My husband and I used to visit here BC (before children) and we love this volcanic island. It's much quieter than the other Canary Islands but there has been a lot of change since we last visited.  Fortunately, the change hasn't involved building on every available inch of land and we were still able to see across to the mountains and to the sea.  We can't quite put our finger on it, but there's something about this place that makes us go "ahhh" as soon as we step off the plane.  It's quite magical.

The plan was to do very little, and that's just what we did.  We swam in the pool (which was freezing!) - or at least, small daughter spent most of the time in the pool and I enjoyed watching from the warmth on the side. 

I deliberately didn't take any socks to knit as I'm still making a concerted effort to get through my WIP list so instead I took the yarn to make a start on the dog jackets that I promised to make for a friend.  In hindsight, it wasn't my best choice as I could have done with the dogs around to try the jackets on, but I managed to make a prototype which I've been able to try on the dogs now that I'm home.  A few changes are needed, but at least they should be quick to knit now that I know what I'm doing.

We sat at cafe tables and watched the world go by.  We ate many of our meals out which is always a treat, especially when fresh fish is on the menu!  We even found a restaurant that was having a children's Hallowe'en party so that small daughter didn't feel that she had missed out on the fun at home.

We took long walks down to the beaches.  Some were sandy ...

and others were rocky.  The contrast in the beaches (and the sky!) was remarkable considering that we passed both on the same walk.  

We admired the Bouganvillea flowers which were everywhere

and marvelled at the plants which sprouted up out of nowhere.  Their determination to grow in apparently nothing is incredible.  As Fuerteventura is a volcanic island, vegetation is rather sparse and although there is a beauty in the shades of the stone, I know that I would miss the green of England if I were there for any considerable length of time.

We paddled in the sea (which was warmer than the pool!)

We played games ... we always take our box of Rory's Story Cubes on holiday with us as they're ideal to play with whilst waiting for food to be served.  Each face of the dice has a different picture on it and you shake them up and then tell a story with the pictures that you get.  We've had some tales, I can tell you! 
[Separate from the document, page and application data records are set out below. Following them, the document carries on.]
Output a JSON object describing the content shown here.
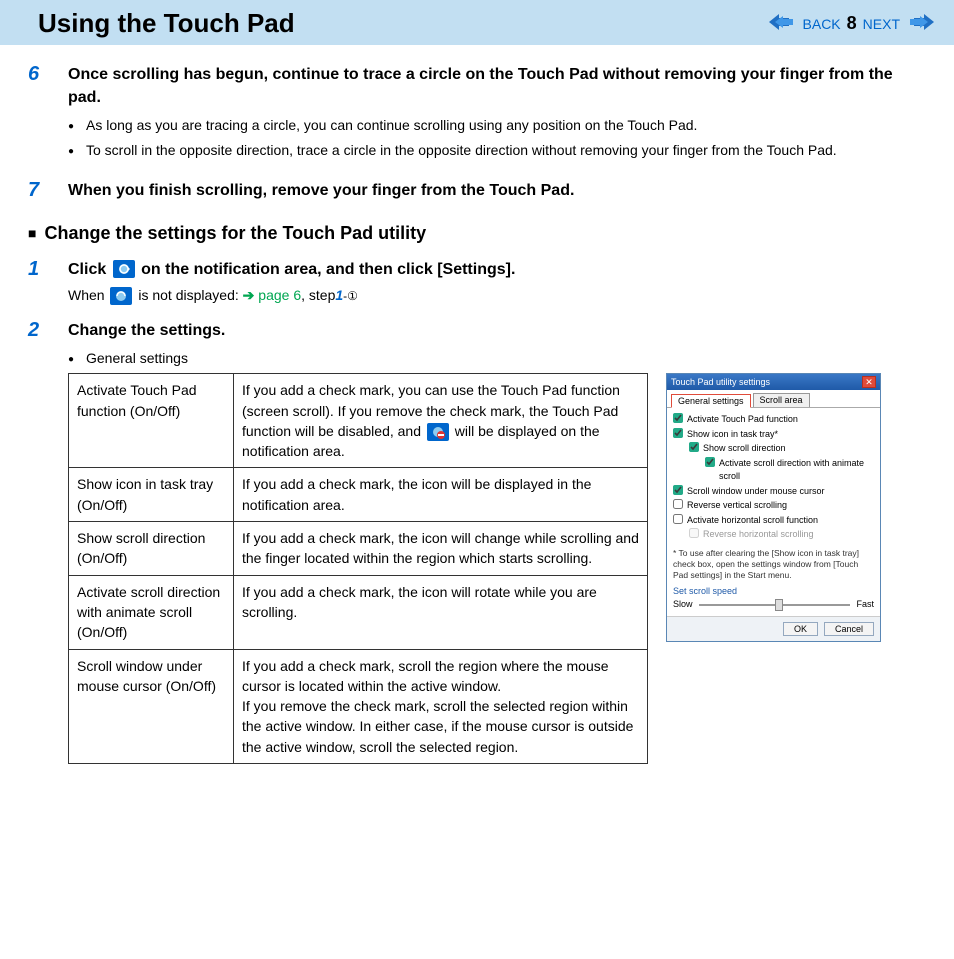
{
  "header": {
    "title": "Using the Touch Pad",
    "back": "BACK",
    "next": "NEXT",
    "page": "8"
  },
  "step6": {
    "num": "6",
    "heading": "Once scrolling has begun, continue to trace a circle on the Touch Pad without removing your finger from the pad.",
    "b1": "As long as you are tracing a circle, you can continue scrolling using any position on the Touch Pad.",
    "b2": "To scroll in the opposite direction, trace a circle in the opposite direction without removing your finger from the Touch Pad."
  },
  "step7": {
    "num": "7",
    "heading": "When you finish scrolling, remove your finger from the Touch Pad."
  },
  "section_title": "Change the settings for the Touch Pad utility",
  "s1": {
    "num": "1",
    "pre": "Click ",
    "post": " on the notification area, and then click [Settings].",
    "note_pre": "When ",
    "note_mid": " is not displayed:",
    "ref_link": " page 6",
    "ref_sep": ", step",
    "ref_step": "1",
    "ref_sub": "-①"
  },
  "s2": {
    "num": "2",
    "heading": "Change the settings.",
    "bullet": "General settings",
    "rows": [
      {
        "k": "Activate Touch Pad function (On/Off)",
        "v_pre": "If you add a check mark, you can use the Touch Pad function (screen scroll). If you remove the check mark, the Touch Pad function will be disabled, and ",
        "v_post": " will be displayed on the notification area."
      },
      {
        "k": "Show icon in task tray (On/Off)",
        "v": "If you add a check mark, the icon will be displayed in the notification area."
      },
      {
        "k": "Show scroll direction (On/Off)",
        "v": "If you add a check mark, the icon will change while scrolling and the finger located within the region which starts scrolling."
      },
      {
        "k": "Activate scroll direction with animate scroll (On/Off)",
        "v": "If you add a check mark, the icon will rotate while you are scrolling."
      },
      {
        "k": "Scroll window under mouse cursor (On/Off)",
        "v": "If you add a check mark, scroll the region where the mouse cursor is located within the active window.\nIf you remove the check mark, scroll the selected region within the active window. In either case, if the mouse cursor is outside the active window, scroll the selected region."
      }
    ]
  },
  "dialog": {
    "title": "Touch Pad utility settings",
    "tab_general": "General settings",
    "tab_scroll": "Scroll area",
    "c1": "Activate Touch Pad function",
    "c2": "Show icon in task tray*",
    "c3": "Show scroll direction",
    "c4": "Activate scroll direction with animate scroll",
    "c5": "Scroll window under mouse cursor",
    "c6": "Reverse vertical scrolling",
    "c7": "Activate horizontal scroll function",
    "c8": "Reverse horizontal scrolling",
    "note": "* To use after clearing the [Show icon in task tray] check box, open the settings window from [Touch Pad settings] in the Start menu.",
    "slider_label": "Set scroll speed",
    "slow": "Slow",
    "fast": "Fast",
    "ok": "OK",
    "cancel": "Cancel"
  }
}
And we played impromptu football on the beach.  It was so lovely to have the time to do things like this; most of our days are spent chasing lost minutes as we're always running late for something or other.  My Dad was always ridiculously early for everything so perhaps this is my form of rebellion but it's not really very successful as it does frustrate me that we're never on time! 

And we enjoyed the brief sunsets, watching our shadows lengthen and the rocks on the beaches turn to red.  The sunsets never seem to last very long here, bright sunshine becoming darkness in a very short space of time, but they can be quite spectacular with the sky turning beautiful shades of peach and orange across the horizon.

We only stayed for five days, but it was long enough to recharge our batteries.   We enjoyed the feel of the sun on our faces, walking around in shorts and t-shirts in the winter - not something we've done since we've come home!  I've managed to leave my snappy, over-tired self behind and although we've hit the ground running since we returned, it has been with a renewed sense of vigour.

He has some good ideas, this husband of mine, and this was definitely one of them!